Solar is having its day in the Sunshine State, thanks to FPL.
Today, Florida ranks eighth for installed solar capacity — and the forecast calls for even brighter days ahead.
In just three years, our state is expected to rise to the No. 2 spot — behind only California — and comfortably remain there, ahead of 48 other states, for the next decade.
What’s not on the rise? Our power bills. Californians pay between three and four times as much for their electricity as we do.
The right economics will continue to drive the growth of renewable energy in our state. And, when it comes to solar, Florida Power & Light is full speed ahead.
According to the Smart Electronic Power Alliance, FPL ranks second among electric utilities across the country for the amount of solar they have added to the grid. National bragging rights is not bad, but FPL is set on making Florida a world leader in solar generation with an impressive plan to install 30 million solar panels by 2030.
I have no doubt they will get us there.
I was sold on the company’s approach to solar after touring the FPL solar power plant on Krome Avenue with the company’s CEO Eric Silagy.
Row upon row of solar panels — more than 300,000 — can generate enough energy from the sun to power 15,000 homes.
The solar farm opened earlier this year and is one of 18 solar plants FPL operates around the state. It is FPL’s biggest solar investment in our community to date, but as I learned, FPL’s solar history in Miami runs deep.
Silagy told me FPL built its first solar facility in Miami back in 1984 to help the company’s employees gain experience with the then-emerging technology. Today, employees continue to learn alongside Florida International University’s brain trust. Under a multi-year research grant, students and faculty analyze data from an FPL solar facility located at FIU’s College of Engineering and Computing. This smart partnership is advancing solar and our workforce. FPL hires more grads from FIU than any other university in the country. Special thank you to FIU president Mark B. Rosenberg and FPL CEO Eric Silagy for making our community a better place.

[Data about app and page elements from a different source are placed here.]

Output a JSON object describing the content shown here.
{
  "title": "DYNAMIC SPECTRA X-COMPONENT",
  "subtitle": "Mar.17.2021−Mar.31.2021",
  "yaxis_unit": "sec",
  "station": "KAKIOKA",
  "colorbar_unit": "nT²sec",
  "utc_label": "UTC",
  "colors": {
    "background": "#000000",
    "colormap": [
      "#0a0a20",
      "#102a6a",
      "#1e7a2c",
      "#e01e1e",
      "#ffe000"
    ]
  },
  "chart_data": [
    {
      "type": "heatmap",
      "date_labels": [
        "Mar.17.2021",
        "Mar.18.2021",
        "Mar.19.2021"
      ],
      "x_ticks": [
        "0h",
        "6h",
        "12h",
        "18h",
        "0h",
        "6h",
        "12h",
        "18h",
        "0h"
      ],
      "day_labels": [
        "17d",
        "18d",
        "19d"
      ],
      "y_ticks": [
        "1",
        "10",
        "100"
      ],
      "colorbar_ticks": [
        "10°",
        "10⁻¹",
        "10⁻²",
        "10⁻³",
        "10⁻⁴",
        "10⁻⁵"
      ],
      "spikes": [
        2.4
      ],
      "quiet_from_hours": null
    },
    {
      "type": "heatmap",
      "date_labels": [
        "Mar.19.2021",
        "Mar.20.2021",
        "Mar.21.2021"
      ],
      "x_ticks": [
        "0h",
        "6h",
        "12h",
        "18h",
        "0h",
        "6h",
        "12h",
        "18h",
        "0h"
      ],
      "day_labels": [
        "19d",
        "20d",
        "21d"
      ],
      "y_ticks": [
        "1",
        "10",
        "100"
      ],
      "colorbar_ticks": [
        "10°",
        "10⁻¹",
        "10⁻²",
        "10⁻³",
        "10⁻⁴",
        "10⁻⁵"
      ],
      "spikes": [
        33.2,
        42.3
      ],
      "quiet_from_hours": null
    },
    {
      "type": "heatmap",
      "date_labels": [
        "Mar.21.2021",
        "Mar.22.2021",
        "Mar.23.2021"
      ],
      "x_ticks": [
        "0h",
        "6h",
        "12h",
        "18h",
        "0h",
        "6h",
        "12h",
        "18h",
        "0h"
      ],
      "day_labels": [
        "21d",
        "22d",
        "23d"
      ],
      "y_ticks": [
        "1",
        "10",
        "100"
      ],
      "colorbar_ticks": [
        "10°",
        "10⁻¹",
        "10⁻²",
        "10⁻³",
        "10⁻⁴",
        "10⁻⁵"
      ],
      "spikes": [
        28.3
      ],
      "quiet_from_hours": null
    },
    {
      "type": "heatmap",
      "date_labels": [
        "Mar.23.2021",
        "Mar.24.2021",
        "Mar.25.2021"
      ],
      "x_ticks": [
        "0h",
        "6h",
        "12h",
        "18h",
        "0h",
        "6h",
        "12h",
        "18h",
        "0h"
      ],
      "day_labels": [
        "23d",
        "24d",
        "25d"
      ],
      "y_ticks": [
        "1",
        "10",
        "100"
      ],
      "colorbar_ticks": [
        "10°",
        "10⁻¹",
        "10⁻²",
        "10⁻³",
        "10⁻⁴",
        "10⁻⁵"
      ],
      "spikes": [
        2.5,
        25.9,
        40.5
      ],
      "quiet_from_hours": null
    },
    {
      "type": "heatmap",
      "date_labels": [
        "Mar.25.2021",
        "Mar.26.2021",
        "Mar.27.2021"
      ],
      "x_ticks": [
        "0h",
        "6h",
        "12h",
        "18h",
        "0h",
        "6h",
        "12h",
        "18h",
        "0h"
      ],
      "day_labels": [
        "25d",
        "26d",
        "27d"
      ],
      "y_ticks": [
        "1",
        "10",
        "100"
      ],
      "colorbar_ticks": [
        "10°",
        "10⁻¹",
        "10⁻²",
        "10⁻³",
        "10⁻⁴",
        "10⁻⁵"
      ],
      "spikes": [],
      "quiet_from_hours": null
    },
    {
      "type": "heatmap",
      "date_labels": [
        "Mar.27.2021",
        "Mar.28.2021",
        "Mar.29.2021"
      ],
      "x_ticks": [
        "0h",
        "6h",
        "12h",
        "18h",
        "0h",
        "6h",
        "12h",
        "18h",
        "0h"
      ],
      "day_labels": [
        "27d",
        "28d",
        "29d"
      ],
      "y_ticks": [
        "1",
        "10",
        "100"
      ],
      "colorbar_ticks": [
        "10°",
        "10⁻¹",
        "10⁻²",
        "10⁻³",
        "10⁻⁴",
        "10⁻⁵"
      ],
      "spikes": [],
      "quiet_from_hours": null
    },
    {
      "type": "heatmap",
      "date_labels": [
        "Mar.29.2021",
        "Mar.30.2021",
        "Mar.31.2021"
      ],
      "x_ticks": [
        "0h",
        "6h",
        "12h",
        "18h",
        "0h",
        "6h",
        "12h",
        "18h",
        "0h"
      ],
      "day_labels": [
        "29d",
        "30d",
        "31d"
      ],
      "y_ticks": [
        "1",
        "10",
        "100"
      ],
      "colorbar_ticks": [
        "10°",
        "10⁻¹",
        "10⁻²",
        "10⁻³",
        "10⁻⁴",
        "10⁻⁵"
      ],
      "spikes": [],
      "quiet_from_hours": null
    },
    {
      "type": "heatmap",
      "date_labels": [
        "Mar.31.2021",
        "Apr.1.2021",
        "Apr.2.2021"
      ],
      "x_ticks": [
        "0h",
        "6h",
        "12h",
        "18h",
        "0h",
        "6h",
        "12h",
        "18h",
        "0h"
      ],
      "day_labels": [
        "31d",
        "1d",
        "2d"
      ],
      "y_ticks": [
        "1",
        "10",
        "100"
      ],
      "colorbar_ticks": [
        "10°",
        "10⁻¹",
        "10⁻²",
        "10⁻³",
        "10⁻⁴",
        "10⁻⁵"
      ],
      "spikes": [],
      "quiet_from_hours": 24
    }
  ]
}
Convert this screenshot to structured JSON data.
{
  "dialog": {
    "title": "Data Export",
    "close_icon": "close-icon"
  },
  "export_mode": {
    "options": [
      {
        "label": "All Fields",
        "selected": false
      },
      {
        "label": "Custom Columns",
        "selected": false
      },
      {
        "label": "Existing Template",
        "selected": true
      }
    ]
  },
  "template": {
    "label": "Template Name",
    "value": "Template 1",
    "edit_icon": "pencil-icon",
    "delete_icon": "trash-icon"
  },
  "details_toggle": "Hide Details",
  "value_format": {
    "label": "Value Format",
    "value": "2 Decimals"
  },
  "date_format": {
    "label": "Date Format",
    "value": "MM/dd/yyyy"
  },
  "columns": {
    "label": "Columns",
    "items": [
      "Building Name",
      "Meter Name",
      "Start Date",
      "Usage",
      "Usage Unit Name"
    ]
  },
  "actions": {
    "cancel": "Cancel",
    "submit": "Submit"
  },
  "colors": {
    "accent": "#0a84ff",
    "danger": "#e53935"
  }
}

And speaking of jobs, Florida ranked second in the nation last year in solar employment, behind California. That’s a trend that will continue. Construction of 10 new FPL solar plants this summer should create about 2,000 more jobs.
As the saying goes “patience pays.” By waiting until solar made financial sense for its customers and collaborating with the best partners, FPL’s solar expansion is a win for our economy, our environment and our future generation.
FPL got solar right.